**WHAT TO DO:** From the entries below, gather every line containing the string "text".

**Data about app and page elements:**
- - - - - - -
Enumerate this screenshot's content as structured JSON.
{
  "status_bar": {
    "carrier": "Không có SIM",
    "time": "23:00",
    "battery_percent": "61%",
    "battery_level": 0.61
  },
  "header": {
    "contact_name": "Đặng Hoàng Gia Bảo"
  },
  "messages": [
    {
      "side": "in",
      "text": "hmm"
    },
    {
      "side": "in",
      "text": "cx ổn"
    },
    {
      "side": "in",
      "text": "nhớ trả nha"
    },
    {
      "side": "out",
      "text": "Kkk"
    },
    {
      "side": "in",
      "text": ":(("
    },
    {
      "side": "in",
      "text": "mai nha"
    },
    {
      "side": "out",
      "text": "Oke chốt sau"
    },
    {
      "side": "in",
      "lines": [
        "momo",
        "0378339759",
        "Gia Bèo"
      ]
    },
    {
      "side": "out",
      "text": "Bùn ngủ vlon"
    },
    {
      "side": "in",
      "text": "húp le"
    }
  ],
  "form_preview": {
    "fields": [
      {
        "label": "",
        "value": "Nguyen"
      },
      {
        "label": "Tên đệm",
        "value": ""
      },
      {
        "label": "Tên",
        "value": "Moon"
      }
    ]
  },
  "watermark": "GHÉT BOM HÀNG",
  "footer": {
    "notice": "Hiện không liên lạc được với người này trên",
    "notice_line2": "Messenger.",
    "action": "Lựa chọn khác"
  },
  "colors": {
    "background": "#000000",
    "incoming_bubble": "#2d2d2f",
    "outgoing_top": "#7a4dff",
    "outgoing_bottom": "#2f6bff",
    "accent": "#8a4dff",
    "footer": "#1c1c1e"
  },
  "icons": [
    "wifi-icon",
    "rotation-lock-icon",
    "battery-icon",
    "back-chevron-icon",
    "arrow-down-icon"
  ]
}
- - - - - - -
**ANSWER FOR THE TASK:**
      "text": "hmm"
      "text": "cx ổn"
      "text": "nhớ trả nha"
      "text": "Kkk"
      "text": ":(("
      "text": "mai nha"
      "text": "Oke chốt sau"
      "text": "Bùn ngủ vlon"
      "text": "húp le"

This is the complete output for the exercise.